The Extending Arm of the Fair Work Ombudsman

Accessorial liability used to be a legal term largely confined to criminal law discussion, but it is now just as likely to crop up in workplace law as the Fair Work Ombudsman (FWO) steps up its compliance activities, targeting individual directors, managers, HR advisers, recruitment companies, labour hire operators and franchisees.

In a warning to those who would turn a blind eye to award breaches, underpayments and the like, the FWO has publicly advised that it is “adventurously testing the limits of accessorial liability provisions to ensure someone is held responsible for breaches of the Fair Work Act”.

And it has had important legal victories, including the successful prosecution of an employer for underpaying staff, where the court ordered the director to personally pay the employees the underpayments.

But the FWO has ventured much further than company directors. Over the last two years, accessories have included HR staff, administration staff, employees involved in recruitment and supervision of other staff and other companies or individuals involved through a supply chain or franchise network.

And in one case, the FWO has initiated proceedings against an accountancy firm which processed wage payments for restaurant staff, even though the firm knew the wages it was processing were sub par. The FWO has said it considers accountants’ professional responsibility “demands that they cannot close their eyes to breaches of the law by their clients”.

This development is a double-edged sword. Employers that observe the law benefit by an activist FWO because it targets unscrupulous competitors getting away with an illegal advantage. On the other hand, where an employer is lax in checking suppliers/contractors and perhaps labour hire companies they associate with, the FWO will now be more likely to say ‘you either did know, or you ought to have known’.

Employers who want to avoid accessorial liability need to know more about the employers they do business with, especially labour hire, but also, other employers in the supply chain. The availability of relevant workplace information and compliance resources is such that there aren’t too many excuses left to avoid the long arm of the law when breaches are discovered.

Some FWO cases:

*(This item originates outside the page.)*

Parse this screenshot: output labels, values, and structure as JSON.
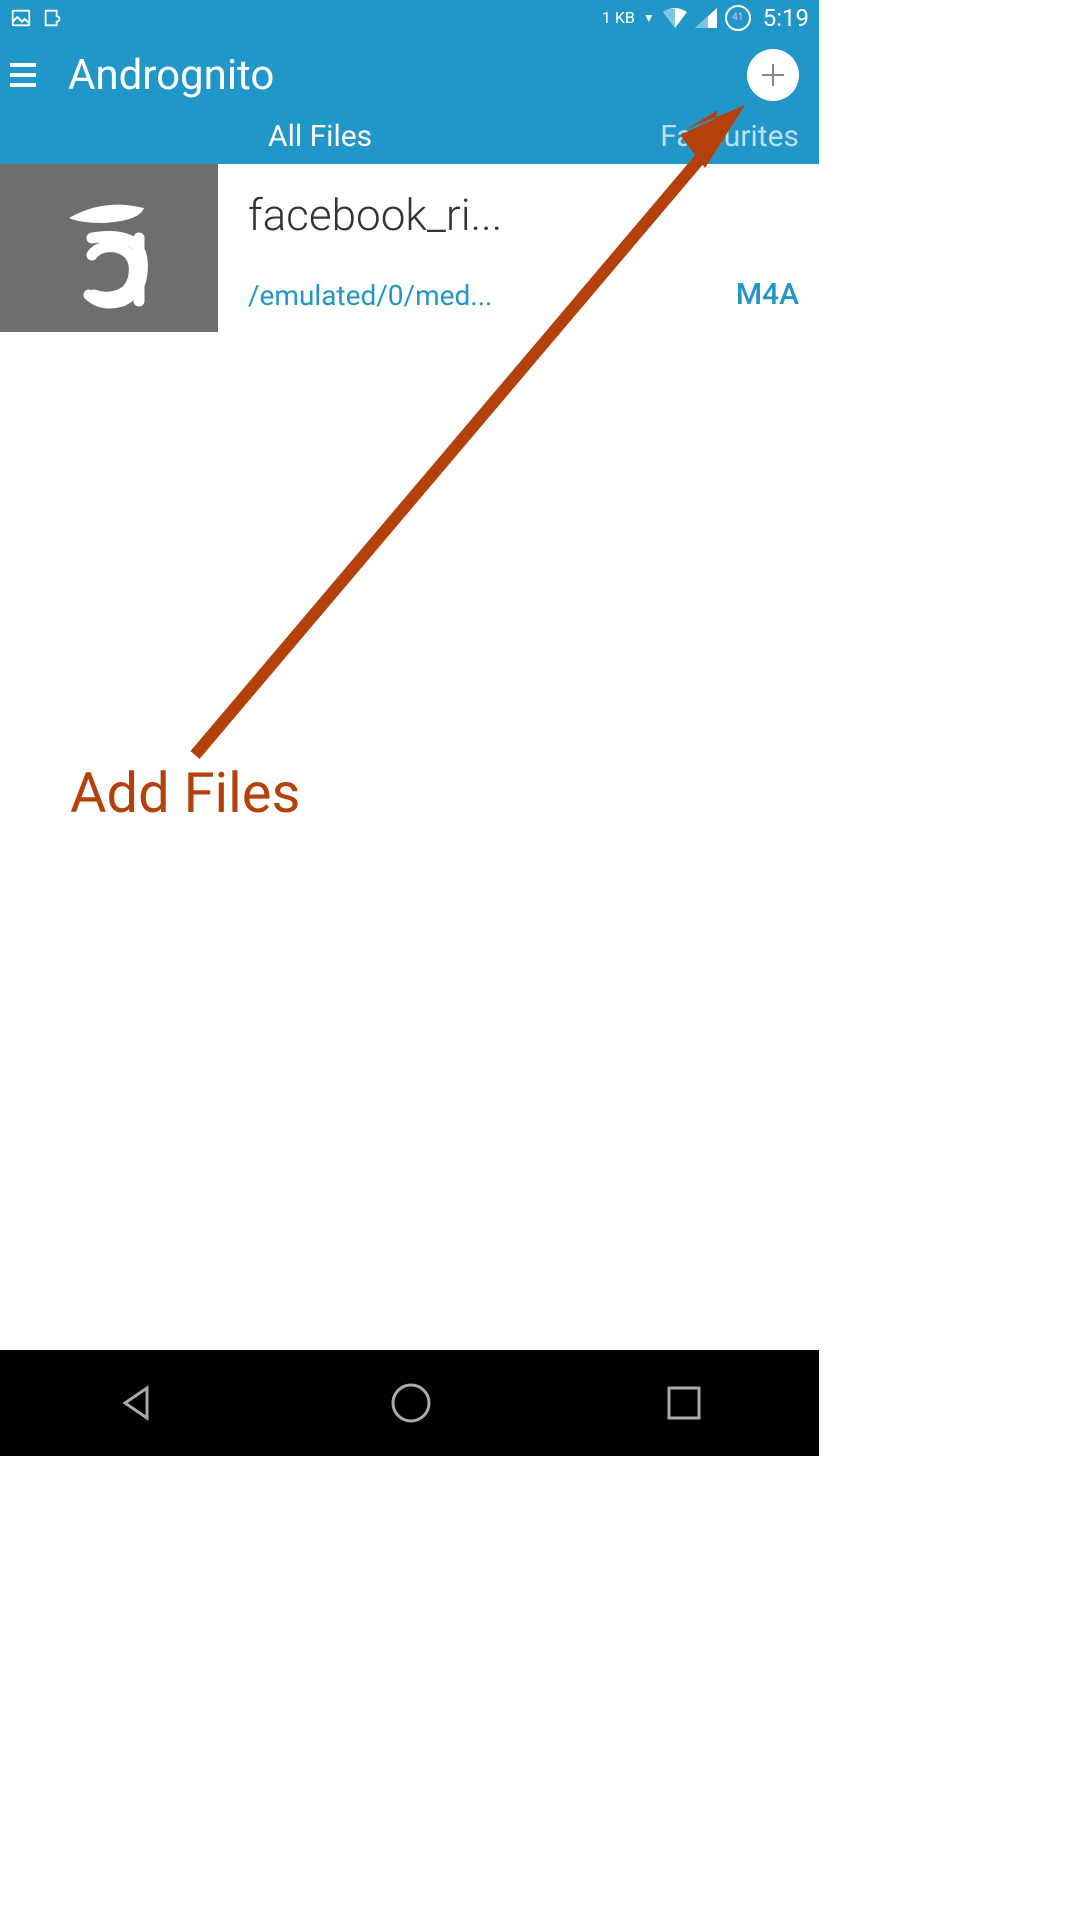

Fair Work Ombudsman v Step Ahead Security Services Pty Ltd & Anor [2016] FCCA 1482 (17 June 2016)

Fair Work Ombudsman v AIMG BQ Pty Ltd & Anor [2016] FCCA 1024 (31 May 2016)

FWO v James Nelson Pty Ltd & Anor [2016] FCCA 531 (17 March 2016)